    • Blou August 29th, 2014 11:26 PM

      My skin often looks exactly like you are describing, and has for years – lots and lots of little skin colored bumps all over my forehead. You mentioned that you’ve seen dermatologists, but if you’ve never tried it I really recommend a chemical peel. I’ve had a couple done over the years and they work wonders on fixing up my skin. Only warning – I look a bit red and peel a bunch the few days after I get one. Different places charge very different amounts, and in my experience a spa is about $90 and at the dermatologist is about $50-75.
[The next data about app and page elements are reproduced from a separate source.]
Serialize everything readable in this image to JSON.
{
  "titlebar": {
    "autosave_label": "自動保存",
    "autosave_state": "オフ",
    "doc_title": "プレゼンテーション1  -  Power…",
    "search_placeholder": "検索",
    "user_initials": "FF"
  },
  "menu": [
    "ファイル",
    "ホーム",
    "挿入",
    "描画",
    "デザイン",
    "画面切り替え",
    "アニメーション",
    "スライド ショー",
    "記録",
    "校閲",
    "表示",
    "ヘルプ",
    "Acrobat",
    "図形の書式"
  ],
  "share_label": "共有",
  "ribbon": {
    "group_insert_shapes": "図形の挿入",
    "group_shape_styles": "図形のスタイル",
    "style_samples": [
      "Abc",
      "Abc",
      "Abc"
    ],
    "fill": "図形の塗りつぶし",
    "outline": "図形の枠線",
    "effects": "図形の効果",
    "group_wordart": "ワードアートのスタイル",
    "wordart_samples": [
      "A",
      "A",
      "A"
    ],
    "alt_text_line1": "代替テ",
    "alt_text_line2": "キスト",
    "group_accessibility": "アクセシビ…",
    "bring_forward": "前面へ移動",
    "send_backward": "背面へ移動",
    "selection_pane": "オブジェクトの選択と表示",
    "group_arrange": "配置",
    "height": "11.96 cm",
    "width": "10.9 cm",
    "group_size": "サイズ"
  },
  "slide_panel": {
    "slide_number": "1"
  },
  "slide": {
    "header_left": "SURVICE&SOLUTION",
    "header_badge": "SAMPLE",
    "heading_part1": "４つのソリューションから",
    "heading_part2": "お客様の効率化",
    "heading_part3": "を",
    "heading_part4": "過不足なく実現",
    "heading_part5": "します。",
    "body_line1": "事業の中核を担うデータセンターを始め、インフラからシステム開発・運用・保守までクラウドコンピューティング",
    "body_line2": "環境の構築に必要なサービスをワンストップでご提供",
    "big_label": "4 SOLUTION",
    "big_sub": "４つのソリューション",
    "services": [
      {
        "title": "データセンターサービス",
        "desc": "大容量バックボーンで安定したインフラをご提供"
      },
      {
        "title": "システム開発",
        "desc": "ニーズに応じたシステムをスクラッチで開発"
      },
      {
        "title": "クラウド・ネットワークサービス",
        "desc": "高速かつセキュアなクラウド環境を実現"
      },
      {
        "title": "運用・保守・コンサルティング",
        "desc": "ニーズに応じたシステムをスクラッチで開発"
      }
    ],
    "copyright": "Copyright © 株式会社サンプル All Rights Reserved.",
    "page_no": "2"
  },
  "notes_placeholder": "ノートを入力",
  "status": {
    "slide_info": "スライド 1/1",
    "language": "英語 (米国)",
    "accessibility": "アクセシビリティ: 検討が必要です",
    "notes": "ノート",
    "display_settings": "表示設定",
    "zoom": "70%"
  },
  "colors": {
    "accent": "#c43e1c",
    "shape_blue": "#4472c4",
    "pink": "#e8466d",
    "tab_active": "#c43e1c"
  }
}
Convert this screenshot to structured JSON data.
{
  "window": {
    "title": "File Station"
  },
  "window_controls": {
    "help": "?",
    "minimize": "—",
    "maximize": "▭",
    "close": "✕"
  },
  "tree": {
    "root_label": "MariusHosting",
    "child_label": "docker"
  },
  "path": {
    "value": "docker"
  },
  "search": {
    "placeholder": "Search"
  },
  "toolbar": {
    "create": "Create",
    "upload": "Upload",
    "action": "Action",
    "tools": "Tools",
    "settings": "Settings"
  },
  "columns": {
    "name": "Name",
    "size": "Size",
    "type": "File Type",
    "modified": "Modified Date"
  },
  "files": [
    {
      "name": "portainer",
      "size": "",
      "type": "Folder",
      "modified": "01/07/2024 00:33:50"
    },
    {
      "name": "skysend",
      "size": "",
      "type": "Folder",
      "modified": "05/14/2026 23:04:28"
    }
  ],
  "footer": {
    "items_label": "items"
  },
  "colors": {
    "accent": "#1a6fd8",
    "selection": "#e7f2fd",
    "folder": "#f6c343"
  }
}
      Also, think about maybe changing the food you eat? I find cutting out or minimizing diary products usually helps, as can eating wheat free. :) I hope you find something that works I totally understand how annoying it all is.

  • Erin. August 23rd, 2014 5:39 PM

    I’ve pretty much accepted the fact that I will always have acne. I started getting pimples when I was ten (blackheads at age nine). Over a decade later, the mega-pimples don’t occur as often, but the whiteheads have stepped up their game, and the blackheads are holding their ground strongly, haha. Whatever. I’ve tried different stuff over the years, even actual prescription stuff, but nothing has ever seemed to make a difference. Like DarcyEmma, I currently use the tea tree stuff from the Body Shop, because it’s just about the only thing that doesn’t make my skin feel sticky and gross. Also it smells good, not all chemically like most of the stuff out there.

    But weirdly, I find that my face actually clears up a bit when I’m on my period, but it could be that my hormones are slightly odd (I have a theory that my estrogen levels are lower than average; is that even a thing?).

  • meikristen August 29th, 2014 10:25 PM

    Thanks Amy Rose for the black lips tutorial/post! I’ve been DYINGGG to try black lips, but could never figure out where to get black lipstick and also the courage hahaha. I’m a senior in high school, and although anyone can take chances whenever they want, I decided that it’s high time to ~follow my dreams~, try to let go of what others think, etc. Suffice to say, I just bought a matte black lipstick online and I cannot WAIT to douse my kisser in it